That's when the South Carolina teen turned to bariatric surgery, an operation to reduce the size of his stomach and severely limit the amount of food he could ingest. The surgery took place 20 months ago at Cincinnati Children's Hospital Medical Center. Today, Decker carries just 185 pounds on his 5-foot-10 frame.
"At first my mom was really apprehensive about my having this surgery," said Decker, 19, who became interested in the procedure after he saw actress-singer Carnie Wilson talk about her experience with bariatric surgery on television. "But this was a last resort. I had tried everything. Doctors had told me I had to lose weight because it would eventually kill me."
Bariatric surgery, once considered a drastic alternative for obese adults, is gaining acceptance among doctors who treat severely obese children, though it remains controversial in some medical circles. Although no one tracks the precise number of children and teens who have undergone the surgery, the number is thought to be small. Many surgeons who perform the procedure on adults now have patients who are children, and several pediatric medical centers nationwide, including one at Stanford University, are launching bariatric programs.
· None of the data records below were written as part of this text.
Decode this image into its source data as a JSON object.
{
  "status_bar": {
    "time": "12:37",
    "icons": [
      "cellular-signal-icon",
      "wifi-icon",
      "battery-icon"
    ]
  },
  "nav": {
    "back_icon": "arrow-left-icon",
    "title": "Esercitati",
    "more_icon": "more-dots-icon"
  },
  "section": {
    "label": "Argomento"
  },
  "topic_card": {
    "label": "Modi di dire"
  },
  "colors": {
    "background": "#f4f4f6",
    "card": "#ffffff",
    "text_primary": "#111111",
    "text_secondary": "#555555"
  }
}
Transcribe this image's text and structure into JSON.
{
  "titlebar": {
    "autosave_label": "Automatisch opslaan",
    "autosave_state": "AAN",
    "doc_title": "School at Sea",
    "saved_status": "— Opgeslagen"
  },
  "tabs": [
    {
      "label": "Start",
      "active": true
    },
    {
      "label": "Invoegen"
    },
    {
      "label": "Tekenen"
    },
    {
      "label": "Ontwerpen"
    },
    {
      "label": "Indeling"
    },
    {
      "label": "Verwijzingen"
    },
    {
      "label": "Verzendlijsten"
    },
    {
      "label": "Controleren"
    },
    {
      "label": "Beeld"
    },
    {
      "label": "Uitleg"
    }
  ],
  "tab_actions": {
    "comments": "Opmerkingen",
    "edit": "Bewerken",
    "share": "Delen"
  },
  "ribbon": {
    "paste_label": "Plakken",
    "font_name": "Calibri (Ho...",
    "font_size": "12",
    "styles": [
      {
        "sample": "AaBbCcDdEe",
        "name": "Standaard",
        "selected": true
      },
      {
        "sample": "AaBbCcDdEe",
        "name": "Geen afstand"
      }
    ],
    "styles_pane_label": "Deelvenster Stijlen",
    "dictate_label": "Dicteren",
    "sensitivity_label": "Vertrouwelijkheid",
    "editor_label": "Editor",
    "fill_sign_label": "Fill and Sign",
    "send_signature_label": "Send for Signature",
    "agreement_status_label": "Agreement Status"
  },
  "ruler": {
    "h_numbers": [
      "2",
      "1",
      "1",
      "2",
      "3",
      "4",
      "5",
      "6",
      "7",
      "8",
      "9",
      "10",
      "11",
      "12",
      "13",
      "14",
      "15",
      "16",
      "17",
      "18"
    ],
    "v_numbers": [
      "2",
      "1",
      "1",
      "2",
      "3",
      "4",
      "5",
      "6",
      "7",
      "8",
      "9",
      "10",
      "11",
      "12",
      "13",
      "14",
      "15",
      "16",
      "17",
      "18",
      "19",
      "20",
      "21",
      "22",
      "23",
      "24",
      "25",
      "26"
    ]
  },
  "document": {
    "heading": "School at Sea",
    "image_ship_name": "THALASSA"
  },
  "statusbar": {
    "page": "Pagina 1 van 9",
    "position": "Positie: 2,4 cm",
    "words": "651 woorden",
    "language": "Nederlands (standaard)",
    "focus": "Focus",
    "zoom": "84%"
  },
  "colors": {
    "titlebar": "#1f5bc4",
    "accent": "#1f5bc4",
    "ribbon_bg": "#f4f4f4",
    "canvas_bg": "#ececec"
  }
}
An estimated 140,000 American adults will undergo weight-loss surgery this year -- up from 75,000 last year. Ten years ago, the procedure was fairly uncommon in adults, and it's growing popularity reflects a sobering reality: More Americans than ever before are severely -- or morbidly -- overweight. (Morbid obesity is usually defined as having a body mass index greater than 40; a score greater than 30 is considered obese.)
"If you look at the prevalence of morbid obesity, it's twice as dramatic an increase as obesity alone," says Dr. Thomas Harris Inge, a pediatrician who has performed the bariatric procedure on 42 adolescents since founding the child bariatric surgery center at Cincinnati Children's Hospital two years ago.
Morbid obesity has risen rapidly in children and teenagers too. An estimated 127,000 to 255,000 teenagers have a body mass index of 40 or greater, Inge says.
Bariatric surgery reduces the stomach from about the size of a football to the size of an egg. If patients don't adhere to permanent changes in their eating habits they will suffer from pain, diarrhea and vomiting. For example, sugar, high-fat foods and carbonated beverages should be avoided. Total calories are typically limited to 1,000 to 1,200 per day -- about a cup and a half of high-protein food. Vitamin and mineral supplements have to be taken every day to replace nutrients that no longer can be absorbed in the intestine.
And these changes must persist for the patient's lifetime to maintain the weight loss.
It's a tall order for someone who hasn't yet graduated from high school. And bariatric surgery in children is certainly controversial.
"Children's nutritional needs are different than adults'," says Jeannie Moloo, a registered dietitian in Sacramento and a spokeswoman for the American Dietetic Assn. who works with adult bariatric surgery patients. "The surgery itself isn't just shrinking the stomach size. Some of it is to bypass some of the absorption area of the intestine, and there is the potential for malnutrition. I strongly urge that parents try to pursue every other option available prior to surgery. But for some severely overweight children it may be the best option they have."
According to Inge, some severely obese children develop such serious health problems that surgery is considered lifesaving. Inge spoke about his program earlier this month at the annual meeting of the American Dietetic Assn. in Anaheim.
"We're not talking about cosmetic surgery here," he says. "Severely obese adolescents are developing adult diseases."
Many of his young patients, for example, have sleep apnea, liver disease, enlarged hearts and Type 2 diabetes. Studies show that, without significant weight loss, such children are at high risk for heart disease and osteoarthritis. They are also 10 times more likely to develop colon cancer than their normal-weight counterparts.